Page and application data records:
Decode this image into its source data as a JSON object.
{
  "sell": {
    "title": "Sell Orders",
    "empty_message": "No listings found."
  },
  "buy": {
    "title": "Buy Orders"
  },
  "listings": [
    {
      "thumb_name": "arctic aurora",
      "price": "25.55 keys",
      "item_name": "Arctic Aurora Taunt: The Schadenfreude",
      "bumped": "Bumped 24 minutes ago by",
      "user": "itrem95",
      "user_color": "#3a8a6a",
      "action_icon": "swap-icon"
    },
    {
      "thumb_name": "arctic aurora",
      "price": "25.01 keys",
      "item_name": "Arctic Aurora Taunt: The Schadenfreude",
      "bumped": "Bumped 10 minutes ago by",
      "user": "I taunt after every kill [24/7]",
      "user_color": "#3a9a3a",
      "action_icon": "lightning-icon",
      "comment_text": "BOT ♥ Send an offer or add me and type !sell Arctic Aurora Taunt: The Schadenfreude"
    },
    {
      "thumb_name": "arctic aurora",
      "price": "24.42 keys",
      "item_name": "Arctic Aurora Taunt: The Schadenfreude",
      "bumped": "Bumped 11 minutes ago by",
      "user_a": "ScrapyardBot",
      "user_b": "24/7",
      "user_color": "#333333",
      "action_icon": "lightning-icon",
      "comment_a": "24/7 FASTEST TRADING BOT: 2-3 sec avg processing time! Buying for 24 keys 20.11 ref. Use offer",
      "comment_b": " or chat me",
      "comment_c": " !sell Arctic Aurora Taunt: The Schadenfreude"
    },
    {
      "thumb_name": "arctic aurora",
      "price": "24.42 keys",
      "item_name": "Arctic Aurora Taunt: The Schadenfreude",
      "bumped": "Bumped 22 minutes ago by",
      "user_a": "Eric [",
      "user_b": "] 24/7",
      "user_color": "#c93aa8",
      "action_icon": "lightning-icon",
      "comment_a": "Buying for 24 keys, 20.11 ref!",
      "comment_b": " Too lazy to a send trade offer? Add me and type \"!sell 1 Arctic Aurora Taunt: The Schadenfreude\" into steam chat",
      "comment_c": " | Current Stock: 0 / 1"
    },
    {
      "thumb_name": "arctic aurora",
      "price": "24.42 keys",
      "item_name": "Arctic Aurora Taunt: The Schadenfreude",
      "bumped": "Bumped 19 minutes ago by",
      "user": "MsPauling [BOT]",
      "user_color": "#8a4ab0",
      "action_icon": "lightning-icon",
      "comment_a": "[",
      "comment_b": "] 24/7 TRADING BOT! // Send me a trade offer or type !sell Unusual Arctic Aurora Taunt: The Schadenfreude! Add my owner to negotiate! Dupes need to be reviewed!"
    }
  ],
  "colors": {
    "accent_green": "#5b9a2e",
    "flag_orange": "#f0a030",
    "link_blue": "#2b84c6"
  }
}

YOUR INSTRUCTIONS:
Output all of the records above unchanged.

ANSWER TO THIS TASK:
Decode this image into its source data as a JSON object.
{
  "sell": {
    "title": "Sell Orders",
    "empty_message": "No listings found."
  },
  "buy": {
    "title": "Buy Orders"
  },
  "listings": [
    {
      "thumb_name": "arctic aurora",
      "price": "25.55 keys",
      "item_name": "Arctic Aurora Taunt: The Schadenfreude",
      "bumped": "Bumped 24 minutes ago by",
      "user": "itrem95",
      "user_color": "#3a8a6a",
      "action_icon": "swap-icon"
    },
    {
      "thumb_name": "arctic aurora",
      "price": "25.01 keys",
      "item_name": "Arctic Aurora Taunt: The Schadenfreude",
      "bumped": "Bumped 10 minutes ago by",
      "user": "I taunt after every kill [24/7]",
      "user_color": "#3a9a3a",
      "action_icon": "lightning-icon",
      "comment_text": "BOT ♥ Send an offer or add me and type !sell Arctic Aurora Taunt: The Schadenfreude"
    },
    {
      "thumb_name": "arctic aurora",
      "price": "24.42 keys",
      "item_name": "Arctic Aurora Taunt: The Schadenfreude",
      "bumped": "Bumped 11 minutes ago by",
      "user_a": "ScrapyardBot",
      "user_b": "24/7",
      "user_color": "#333333",
      "action_icon": "lightning-icon",
      "comment_a": "24/7 FASTEST TRADING BOT: 2-3 sec avg processing time! Buying for 24 keys 20.11 ref. Use offer",
      "comment_b": " or chat me",
      "comment_c": " !sell Arctic Aurora Taunt: The Schadenfreude"
    },
    {
      "thumb_name": "arctic aurora",
      "price": "24.42 keys",
      "item_name": "Arctic Aurora Taunt: The Schadenfreude",
      "bumped": "Bumped 22 minutes ago by",
      "user_a": "Eric [",
      "user_b": "] 24/7",
      "user_color": "#c93aa8",
      "action_icon": "lightning-icon",
      "comment_a": "Buying for 24 keys, 20.11 ref!",
      "comment_b": " Too lazy to a send trade offer? Add me and type \"!sell 1 Arctic Aurora Taunt: The Schadenfreude\" into steam chat",
      "comment_c": " | Current Stock: 0 / 1"
    },
    {
      "thumb_name": "arctic aurora",
      "price": "24.42 keys",
      "item_name": "Arctic Aurora Taunt: The Schadenfreude",
      "bumped": "Bumped 19 minutes ago by",
      "user": "MsPauling [BOT]",
      "user_color": "#8a4ab0",
      "action_icon": "lightning-icon",
      "comment_a": "[",
      "comment_b": "] 24/7 TRADING BOT! // Send me a trade offer or type !sell Unusual Arctic Aurora Taunt: The Schadenfreude! Add my owner to negotiate! Dupes need to be reviewed!"
    }
  ],
  "colors": {
    "accent_green": "#5b9a2e",
    "flag_orange": "#f0a030",
    "link_blue": "#2b84c6"
  }
}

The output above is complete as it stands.